Migration patterns also seem to play a role in the development of MS. Studies have shown that those who live in areas of the world with a high risk of MS and then move to an area with a low incidence before they turn fifteen years old have a lower risk of developing the disease. This data may suggest that exposure to some unknown environmental agent before puberty may predispose someone to develop MS at a later time.
Scientists periodically receive reports of “MS clusters.” The most infamous case took place in the Faeroe Islands north of Scotland in the years following the arrival of British troops during World War II. Despite years of study of this and other clusters, scientists have not been able to pinpoint a direct environmental factor.
Researchers believe that the cause of MS cannot be entirely environmental, because different racial groups living together do not have the same rates of incidence. Scotland reports one of the highest incidence rates of MS: one in every 500. The incidence rate in the United States is roughly one in every 700.
By most recent studies, it appears that women are two to three times more likely to develop MS than men. The ratio of women to men may be increasing, since studies several decades ago indicated that the ratio of women to men was about two to one.
Scientists are looking for possible reasons for the increase, including lifestyle choices and environmental triggers, but one interesting target of research is hormones. Young women tend to acquire autoimmune diseases at a higher rate than young men — perhaps because men's testosterone levels are high enough to prevent these diseases. Studies have also shown that women have fewer relapses during pregnancy, suggesting estrogen, progesterone, or other pregnancy-related hormones may play a stabilizing role in pregnant women.
Researchers are currently looking at estriol — a female sex hormone — to see what role it plays in decreasing the activity of MS during pregnancy.

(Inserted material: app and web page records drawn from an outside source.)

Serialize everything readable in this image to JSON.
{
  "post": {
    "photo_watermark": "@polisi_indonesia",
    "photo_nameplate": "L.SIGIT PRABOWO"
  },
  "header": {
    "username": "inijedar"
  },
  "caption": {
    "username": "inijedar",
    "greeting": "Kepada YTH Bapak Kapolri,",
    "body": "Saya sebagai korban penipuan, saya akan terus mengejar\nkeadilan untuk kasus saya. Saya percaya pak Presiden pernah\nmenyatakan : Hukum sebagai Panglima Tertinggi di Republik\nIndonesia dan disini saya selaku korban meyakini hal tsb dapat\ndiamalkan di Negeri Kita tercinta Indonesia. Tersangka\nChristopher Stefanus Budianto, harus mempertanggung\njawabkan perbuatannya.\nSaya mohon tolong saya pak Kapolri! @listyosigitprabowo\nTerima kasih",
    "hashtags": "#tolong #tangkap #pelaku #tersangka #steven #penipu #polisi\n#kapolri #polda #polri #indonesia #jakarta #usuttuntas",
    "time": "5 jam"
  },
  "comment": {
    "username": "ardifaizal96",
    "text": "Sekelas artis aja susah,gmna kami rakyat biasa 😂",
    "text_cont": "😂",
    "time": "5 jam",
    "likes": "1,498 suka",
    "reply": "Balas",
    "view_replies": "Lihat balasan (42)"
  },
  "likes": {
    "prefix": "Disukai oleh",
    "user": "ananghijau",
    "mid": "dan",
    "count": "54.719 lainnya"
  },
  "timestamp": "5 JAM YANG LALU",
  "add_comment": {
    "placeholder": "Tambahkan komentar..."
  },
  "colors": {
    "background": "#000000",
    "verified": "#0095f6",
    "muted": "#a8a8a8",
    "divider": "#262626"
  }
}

A study by UCLA neuroscientists showed that estriol in oral tablet form can decrease the size and number of brain lesions, and increase protective immune responses in patients with relapsing-remitting MS.
One of the top suspects for triggering MS is a viral agent, and yet, after years of research, one specific virus has not emerged as a proven trigger. Viruses seem like a good candidate because the immune response to viruses may cause demyelinating disease in humans and animals. Proteins of some viruses are similar to those of myelin, and some scientists theorize that this may cause confusion in the immune system, causing the immune cells to attack their own protein as well as that of the virus.

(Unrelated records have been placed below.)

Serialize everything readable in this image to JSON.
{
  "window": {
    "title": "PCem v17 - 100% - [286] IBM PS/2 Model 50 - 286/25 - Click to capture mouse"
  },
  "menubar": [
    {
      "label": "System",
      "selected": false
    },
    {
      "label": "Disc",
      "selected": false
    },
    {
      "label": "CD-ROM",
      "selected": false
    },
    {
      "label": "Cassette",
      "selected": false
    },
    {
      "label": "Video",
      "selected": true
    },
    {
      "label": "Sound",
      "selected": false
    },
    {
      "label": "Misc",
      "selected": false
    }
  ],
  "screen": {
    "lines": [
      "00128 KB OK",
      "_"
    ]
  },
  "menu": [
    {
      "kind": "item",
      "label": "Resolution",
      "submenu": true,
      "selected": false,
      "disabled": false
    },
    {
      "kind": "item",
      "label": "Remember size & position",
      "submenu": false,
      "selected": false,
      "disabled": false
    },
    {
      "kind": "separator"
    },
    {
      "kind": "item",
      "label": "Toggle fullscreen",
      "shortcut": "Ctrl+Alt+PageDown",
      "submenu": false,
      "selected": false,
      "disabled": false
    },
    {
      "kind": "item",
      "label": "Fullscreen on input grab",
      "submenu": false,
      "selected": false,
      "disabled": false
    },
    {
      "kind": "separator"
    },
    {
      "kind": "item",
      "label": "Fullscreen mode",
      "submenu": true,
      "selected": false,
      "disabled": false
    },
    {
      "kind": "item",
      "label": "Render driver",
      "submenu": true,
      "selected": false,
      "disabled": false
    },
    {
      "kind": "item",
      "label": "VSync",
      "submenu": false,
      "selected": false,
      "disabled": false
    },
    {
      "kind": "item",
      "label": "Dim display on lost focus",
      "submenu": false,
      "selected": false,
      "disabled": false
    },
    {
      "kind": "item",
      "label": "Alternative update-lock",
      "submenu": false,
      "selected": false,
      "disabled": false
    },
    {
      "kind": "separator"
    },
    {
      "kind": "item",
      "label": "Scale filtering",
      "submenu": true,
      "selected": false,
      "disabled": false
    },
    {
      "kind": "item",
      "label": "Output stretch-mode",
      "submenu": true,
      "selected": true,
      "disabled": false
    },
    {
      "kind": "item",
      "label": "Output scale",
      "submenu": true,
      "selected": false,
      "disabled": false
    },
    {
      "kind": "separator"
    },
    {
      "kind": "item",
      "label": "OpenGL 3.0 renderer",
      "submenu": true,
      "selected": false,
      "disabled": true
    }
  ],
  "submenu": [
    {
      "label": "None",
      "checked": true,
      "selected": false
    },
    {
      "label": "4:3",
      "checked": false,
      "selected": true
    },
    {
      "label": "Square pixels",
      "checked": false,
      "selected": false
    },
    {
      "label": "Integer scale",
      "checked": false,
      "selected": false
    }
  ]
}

Scientists speculate that an infectious agent almost everyone has come in contact with may cause an abnormal reaction in the immune system in people who are already at risk of developing the disease. Some studies have suggested that many viruses such as measles, herpes, and the flu viruses may be associated with MS. To date, however, this belief has not been proven.
Here are the primary suspects:

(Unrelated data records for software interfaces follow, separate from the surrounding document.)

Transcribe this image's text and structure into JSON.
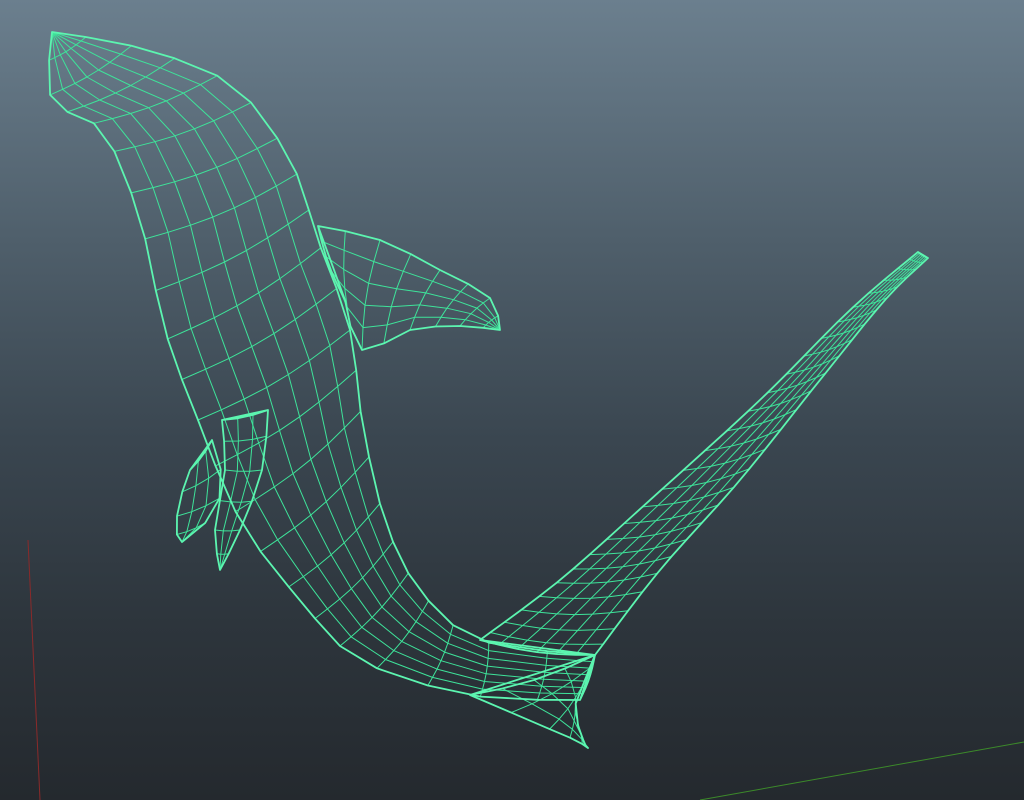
{
  "viewport": {
    "background_top": "#6b7f8e",
    "background_bottom": "#24292e"
  },
  "scene": {
    "object": "wireframe-mesh",
    "wire_color": "#3ee39a",
    "outline_color": "#5cf5b0",
    "axis_x_color": "#3c8a2a",
    "axis_y_color": "#8a2a2a"
  }
}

Human Herpesvirus 6 (HHV-6)
Herpes virus 6 is a common virus that causes a condition in young children known as roseola. Some studies indicate that HHV-6 infection may play a role in MS.
Epstein-Barr Virus (EBV)
Evidence suggests an association between EBV, the cause of mononucleosis, and MS. Like HHV-6, EBV is an extremely common virus. Nearly all people have been exposed to EBV. Some researchers propose that people with MS have an atypical immune response to EBV, and this response may increase the risk of MS.
This atypical bacteria has been associated with persistent inflammation. A few studies have reported significantly higher rates of previous chlamydia infection in patients with MS than in individuals without MS. Other viruses that have been investigated include measles virus, adenovirus, and the retroviruses (HIV, HTLV-I, and HTLV-II), but none have emerged as having any definitive importance at this time.